In February 2015, Anthem Inc., the second largest health insurer was hit by one of the largest ever data breaches. Hackers managed to gain access to Anthem’s database, which contained personal information of as many as 80 million customers and employees. The hackers were able to get their hands on information such as birthdays, names, Social Security numbers, email and street addresses, medical identification numbers, employment information and much more.
Electronic health records (EHR) give healthcare professionals the ability to digitally share patient data quickly and effectively. EHRs have improved the efficiency of many healthcare organizations, which has increased the quality of care being administered to patients.
However, as evidenced by the Anthem breach, there is a negative side to using EHRs. Digitally storing patient data makes this information easily accessible, but also increasing the risk of patients’ health information being accessed by the wrong people.
The Poneman Institute’s "Sixth Annual Benchmark Study on Privacy and Security of Healthcare Data" showed that healthcare data breaches remain consistently high when it comes to volume, impact, frequency and cost. Almost 90% of the organizations represented in the study experienced a data breach in the past two years, and 45% experienced more than five data breaches over a two-year period. Based on the study’s results, estimates show that data breaches could be costing the healthcare industry around $6.2 billion.
According to the study, criminal attacks are the leading cause of healthcare data breaches followed by internal problems such as employee mistakes and stolen devices. Making these situations worse is the fact that breaches sometimes aren’t detected by the organization for months at a time.
This is why healthcare data security should be a top priority for medical organizations today and continuing into the future.
One of the best ways for healthcare organizations to protect themselves against data breaches is to be aware of common threats so that the proper precautions can be taken in an effort to safeguard patient data. Three common threats that healthcare organizations should constantly guard against are:
Theft and Loss: Since 2010, 68% of all healthcare data breaches have resulted from either device theft or loss, according to the Healthcare Breach Report released by Bitglass in 2014. These statistics show the need for healthcare providers to take extra care when it comes to securing patients’ healthcare data that lives on desktops and more importantly, mobile devices like laptops, tablets and smartphones.
Patients, the ones that fall victim to these healthcare data breaches, could potentially face a number of complications as a result, including lost insurance coverage, bad credit, higher premiums and mixed-up records.
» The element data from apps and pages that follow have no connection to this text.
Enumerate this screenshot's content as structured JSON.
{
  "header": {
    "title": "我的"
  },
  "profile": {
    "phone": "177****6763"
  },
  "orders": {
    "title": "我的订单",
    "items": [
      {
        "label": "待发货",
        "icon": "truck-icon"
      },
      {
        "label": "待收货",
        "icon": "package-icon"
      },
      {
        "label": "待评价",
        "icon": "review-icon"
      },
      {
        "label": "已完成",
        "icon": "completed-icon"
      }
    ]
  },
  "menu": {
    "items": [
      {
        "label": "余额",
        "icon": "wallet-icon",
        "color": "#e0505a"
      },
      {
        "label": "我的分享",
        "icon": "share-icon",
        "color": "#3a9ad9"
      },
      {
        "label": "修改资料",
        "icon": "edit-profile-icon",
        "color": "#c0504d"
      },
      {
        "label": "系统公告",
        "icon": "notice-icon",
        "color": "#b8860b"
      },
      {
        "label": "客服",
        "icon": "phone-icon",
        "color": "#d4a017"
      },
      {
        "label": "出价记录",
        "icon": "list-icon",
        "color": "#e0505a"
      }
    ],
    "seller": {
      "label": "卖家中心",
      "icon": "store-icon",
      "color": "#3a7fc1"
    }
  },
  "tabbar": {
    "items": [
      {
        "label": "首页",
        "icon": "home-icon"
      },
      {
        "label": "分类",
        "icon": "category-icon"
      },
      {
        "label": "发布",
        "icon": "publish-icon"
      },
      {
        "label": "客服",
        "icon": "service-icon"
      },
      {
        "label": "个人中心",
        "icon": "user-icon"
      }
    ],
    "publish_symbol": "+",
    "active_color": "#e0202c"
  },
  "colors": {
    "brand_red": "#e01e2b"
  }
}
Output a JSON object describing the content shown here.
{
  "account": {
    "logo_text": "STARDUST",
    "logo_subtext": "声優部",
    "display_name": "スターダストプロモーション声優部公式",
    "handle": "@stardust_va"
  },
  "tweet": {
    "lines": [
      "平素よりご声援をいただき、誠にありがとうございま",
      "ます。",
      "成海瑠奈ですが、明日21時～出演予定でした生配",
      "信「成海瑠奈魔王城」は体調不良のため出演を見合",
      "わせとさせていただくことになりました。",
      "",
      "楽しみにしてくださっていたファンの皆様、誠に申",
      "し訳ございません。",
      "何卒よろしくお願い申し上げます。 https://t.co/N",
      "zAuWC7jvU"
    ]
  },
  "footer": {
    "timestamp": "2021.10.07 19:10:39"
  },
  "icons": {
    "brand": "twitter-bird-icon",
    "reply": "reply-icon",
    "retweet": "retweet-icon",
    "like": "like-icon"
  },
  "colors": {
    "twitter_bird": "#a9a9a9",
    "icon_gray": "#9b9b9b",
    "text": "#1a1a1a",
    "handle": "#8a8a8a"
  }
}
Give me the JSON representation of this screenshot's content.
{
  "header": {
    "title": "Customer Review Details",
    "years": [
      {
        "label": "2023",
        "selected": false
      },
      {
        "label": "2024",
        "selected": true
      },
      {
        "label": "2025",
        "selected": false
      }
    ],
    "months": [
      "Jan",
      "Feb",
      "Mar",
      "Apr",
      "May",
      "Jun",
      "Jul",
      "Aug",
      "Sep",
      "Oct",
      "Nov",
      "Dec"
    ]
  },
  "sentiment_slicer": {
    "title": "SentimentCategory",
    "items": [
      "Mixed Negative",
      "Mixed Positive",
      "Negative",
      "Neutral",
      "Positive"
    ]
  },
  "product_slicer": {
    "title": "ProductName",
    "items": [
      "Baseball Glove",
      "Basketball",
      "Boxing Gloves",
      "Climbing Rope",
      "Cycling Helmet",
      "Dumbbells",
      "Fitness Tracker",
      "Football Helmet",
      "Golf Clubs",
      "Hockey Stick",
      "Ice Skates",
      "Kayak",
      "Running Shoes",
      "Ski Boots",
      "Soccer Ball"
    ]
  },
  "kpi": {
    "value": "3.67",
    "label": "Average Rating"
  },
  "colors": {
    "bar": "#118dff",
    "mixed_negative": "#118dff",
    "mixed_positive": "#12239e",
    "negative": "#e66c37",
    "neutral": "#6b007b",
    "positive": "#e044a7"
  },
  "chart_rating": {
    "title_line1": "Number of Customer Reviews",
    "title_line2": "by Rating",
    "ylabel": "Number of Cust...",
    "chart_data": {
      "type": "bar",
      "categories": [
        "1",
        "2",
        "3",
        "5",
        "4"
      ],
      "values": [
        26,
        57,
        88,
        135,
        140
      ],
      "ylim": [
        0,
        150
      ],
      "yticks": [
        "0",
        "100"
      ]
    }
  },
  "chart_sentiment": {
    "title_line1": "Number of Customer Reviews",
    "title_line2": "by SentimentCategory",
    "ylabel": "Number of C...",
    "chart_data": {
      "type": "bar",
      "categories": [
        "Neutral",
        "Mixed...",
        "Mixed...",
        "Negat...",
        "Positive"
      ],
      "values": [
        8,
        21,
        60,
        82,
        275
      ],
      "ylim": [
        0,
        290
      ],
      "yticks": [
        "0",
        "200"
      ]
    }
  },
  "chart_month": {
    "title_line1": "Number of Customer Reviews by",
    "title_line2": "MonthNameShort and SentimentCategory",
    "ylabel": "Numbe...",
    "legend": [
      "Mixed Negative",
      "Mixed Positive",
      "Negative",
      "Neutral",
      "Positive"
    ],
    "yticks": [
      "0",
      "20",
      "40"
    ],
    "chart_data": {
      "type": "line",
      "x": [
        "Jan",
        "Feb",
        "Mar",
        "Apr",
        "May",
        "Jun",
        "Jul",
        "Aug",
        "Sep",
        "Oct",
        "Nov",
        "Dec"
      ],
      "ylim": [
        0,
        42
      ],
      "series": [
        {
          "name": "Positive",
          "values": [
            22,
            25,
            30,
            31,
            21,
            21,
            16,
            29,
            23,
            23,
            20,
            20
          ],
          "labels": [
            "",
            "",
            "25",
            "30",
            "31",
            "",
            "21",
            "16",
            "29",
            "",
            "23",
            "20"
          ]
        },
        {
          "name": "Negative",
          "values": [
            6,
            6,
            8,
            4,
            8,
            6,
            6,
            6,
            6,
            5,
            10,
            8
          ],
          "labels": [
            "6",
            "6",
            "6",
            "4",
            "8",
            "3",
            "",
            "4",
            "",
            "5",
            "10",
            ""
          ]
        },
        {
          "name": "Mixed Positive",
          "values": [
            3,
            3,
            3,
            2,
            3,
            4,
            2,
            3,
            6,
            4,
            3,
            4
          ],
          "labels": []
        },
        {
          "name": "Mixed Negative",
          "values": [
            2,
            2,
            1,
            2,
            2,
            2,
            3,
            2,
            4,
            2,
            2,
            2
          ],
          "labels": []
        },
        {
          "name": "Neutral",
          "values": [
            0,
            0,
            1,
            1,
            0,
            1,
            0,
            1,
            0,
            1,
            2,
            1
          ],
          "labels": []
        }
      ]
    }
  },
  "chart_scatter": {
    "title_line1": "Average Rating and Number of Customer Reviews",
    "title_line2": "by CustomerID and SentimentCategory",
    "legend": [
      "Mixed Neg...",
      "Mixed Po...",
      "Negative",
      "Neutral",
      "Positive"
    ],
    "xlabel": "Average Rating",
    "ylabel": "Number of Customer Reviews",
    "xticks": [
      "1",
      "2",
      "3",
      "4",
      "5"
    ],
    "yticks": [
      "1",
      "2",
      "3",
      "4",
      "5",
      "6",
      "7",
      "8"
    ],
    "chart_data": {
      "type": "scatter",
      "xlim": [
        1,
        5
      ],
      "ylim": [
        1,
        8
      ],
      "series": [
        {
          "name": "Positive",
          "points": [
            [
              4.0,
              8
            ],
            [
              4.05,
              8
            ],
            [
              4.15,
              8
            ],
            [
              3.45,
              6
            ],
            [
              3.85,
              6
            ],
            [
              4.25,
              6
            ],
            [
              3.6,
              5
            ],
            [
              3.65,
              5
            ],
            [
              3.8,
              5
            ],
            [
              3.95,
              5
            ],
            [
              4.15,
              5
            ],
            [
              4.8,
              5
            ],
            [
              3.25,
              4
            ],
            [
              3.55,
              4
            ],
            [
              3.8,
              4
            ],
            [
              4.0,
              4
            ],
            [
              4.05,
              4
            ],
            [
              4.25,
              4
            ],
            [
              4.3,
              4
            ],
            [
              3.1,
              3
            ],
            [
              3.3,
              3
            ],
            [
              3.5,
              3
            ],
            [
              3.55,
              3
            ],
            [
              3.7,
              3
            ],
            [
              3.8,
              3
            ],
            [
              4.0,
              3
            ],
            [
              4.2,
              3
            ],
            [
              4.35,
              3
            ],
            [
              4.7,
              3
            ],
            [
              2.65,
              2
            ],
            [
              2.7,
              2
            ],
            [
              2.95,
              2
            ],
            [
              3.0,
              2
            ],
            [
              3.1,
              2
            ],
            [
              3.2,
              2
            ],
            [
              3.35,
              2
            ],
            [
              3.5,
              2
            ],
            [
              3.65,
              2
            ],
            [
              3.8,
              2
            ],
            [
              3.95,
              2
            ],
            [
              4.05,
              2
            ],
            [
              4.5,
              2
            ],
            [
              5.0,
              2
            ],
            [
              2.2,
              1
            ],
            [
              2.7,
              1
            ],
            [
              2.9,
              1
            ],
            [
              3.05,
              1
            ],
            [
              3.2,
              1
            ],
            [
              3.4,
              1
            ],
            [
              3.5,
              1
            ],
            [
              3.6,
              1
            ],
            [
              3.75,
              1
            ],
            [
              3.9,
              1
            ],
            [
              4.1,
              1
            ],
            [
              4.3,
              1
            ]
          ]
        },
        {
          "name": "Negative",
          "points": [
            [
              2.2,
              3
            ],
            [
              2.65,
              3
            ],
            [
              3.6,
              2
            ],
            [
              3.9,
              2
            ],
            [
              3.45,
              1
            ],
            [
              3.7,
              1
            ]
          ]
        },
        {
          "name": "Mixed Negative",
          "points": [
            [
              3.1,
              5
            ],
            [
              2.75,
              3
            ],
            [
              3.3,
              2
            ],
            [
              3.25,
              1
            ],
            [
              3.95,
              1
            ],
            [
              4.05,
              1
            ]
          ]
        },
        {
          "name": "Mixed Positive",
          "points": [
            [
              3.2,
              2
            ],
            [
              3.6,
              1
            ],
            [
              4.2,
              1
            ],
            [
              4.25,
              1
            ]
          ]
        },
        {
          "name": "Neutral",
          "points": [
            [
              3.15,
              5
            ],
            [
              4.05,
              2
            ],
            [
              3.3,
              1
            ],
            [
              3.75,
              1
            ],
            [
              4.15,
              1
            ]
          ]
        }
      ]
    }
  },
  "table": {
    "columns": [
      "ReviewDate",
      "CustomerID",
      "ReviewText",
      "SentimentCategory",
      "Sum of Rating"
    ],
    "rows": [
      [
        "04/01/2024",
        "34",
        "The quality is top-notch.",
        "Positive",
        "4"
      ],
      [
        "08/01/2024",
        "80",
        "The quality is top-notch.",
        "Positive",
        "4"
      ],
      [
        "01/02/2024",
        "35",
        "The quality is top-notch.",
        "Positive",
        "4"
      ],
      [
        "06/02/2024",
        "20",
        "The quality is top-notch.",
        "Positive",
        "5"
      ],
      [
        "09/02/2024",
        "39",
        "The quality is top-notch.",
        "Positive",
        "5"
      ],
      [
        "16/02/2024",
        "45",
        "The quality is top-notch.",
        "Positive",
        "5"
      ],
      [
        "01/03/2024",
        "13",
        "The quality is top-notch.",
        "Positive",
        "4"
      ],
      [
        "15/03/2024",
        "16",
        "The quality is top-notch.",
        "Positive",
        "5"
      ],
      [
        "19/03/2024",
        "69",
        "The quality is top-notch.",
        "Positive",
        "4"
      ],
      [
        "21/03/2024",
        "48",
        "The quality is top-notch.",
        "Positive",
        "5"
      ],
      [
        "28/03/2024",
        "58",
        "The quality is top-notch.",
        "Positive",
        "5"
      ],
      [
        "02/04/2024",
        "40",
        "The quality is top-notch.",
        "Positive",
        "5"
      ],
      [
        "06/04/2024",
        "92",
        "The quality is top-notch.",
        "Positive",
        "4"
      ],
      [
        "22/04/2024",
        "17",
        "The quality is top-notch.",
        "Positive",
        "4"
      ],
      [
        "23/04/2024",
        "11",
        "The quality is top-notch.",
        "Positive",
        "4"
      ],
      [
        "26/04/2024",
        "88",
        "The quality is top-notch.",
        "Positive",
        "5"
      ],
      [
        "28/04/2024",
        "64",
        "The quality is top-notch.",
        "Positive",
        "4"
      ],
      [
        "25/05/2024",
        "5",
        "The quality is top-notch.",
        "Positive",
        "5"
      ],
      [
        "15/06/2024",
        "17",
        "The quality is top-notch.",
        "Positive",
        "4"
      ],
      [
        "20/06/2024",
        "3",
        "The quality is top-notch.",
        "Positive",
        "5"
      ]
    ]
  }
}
In most cases these issues are just the beginning.
By ensuring the security of healthcare data on end-users’ devices, healthcare organizations can make sure that, even if a device is lost or stolen, sensitive patient information will not be compromised.
Healthcare organizations are and will continue to be one of the most targeted sectors for cyber criminals mainly because of the high value of stolen data and the implementation of electronic health records, according to Experian’s Data Breach Industry Forecast.
Researchers noted in the report that, "Sophisticated attackers will continue to focus on insurers and large hospital networks where they have the opportunity for the largest payoff," according to the report.
"With the move to electronic health records (EHRs) continuing to gain momentum and becoming more widely accessible through mobile applications, the attack surface continues to grow," the report warned.
When it comes to targeted attacks, attackers usually have a specific organization in mind and have spent many hours and countless resources setting up and then carrying out the attack. The main goal of a targeted attack is to gain access to the target’s network so that confidential information can be stolen from the server.
It can take healthcare organizations as long as a year to discover they have suffered from a targeted attack. By then thousands and sometimes millions of patient records and information already have been compromised.
A number of healthcare providers do not think about the security of their mobile devices the way they do their conversations and emails. In most cases, mobile devices are believed to be more secure than they actually are, and as the use of them within healthcare organizations increases, more and more patient data is being put at risk. Because of this, healthcare providers need to make the security of their mobile devices more of a priority in order to better protect confidential patient information.
To help healthcare organizations improve their security practices for mobile devices, the Office of the National Coordinator for Health Information Technology created a five-step process for them to follow.
This five-step process includes:
As more people become insured and seek medical treatment, and more electronic health records are compiled by healthcare and insurance providers, the industry itself must address how that data is safely and securely stored.